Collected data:
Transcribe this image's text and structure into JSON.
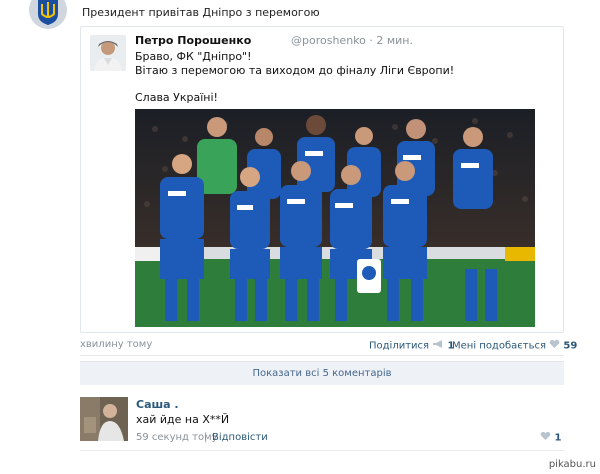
{
  "post": {
    "title": "Президент привітав Дніпро з перемогою"
  },
  "tweet": {
    "author": "Петро Порошенко",
    "handle": "@poroshenko · 2 мин.",
    "line1": "Браво, ФК \"Дніпро\"!",
    "line2": "Вітаю з перемогою та виходом до фіналу Ліги Європи!",
    "line3": "Слава Україні!"
  },
  "meta": {
    "time": "хвилину тому",
    "share_label": "Поділитися",
    "share_count": "1",
    "like_label": "Мені подобається",
    "like_count": "59"
  },
  "comments_toggle": "Показати всі 5 коментарів",
  "comment": {
    "author": "Саша .",
    "text": "хай йде на Х**Й",
    "time": "59 секунд тому",
    "reply_label": "Відповісти",
    "likes": "1"
  },
  "watermark": "pikabu.ru",
  "colors": {
    "link": "#2b587a",
    "muted": "#8a9299",
    "kit_blue": "#1e5bb8",
    "pitch_green": "#2f7d3a"
  }
}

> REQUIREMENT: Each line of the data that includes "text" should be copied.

> EXERCISE ANSWER:
Transcribe this image's text and structure into JSON.
    "text": "хай йде на Х**Й",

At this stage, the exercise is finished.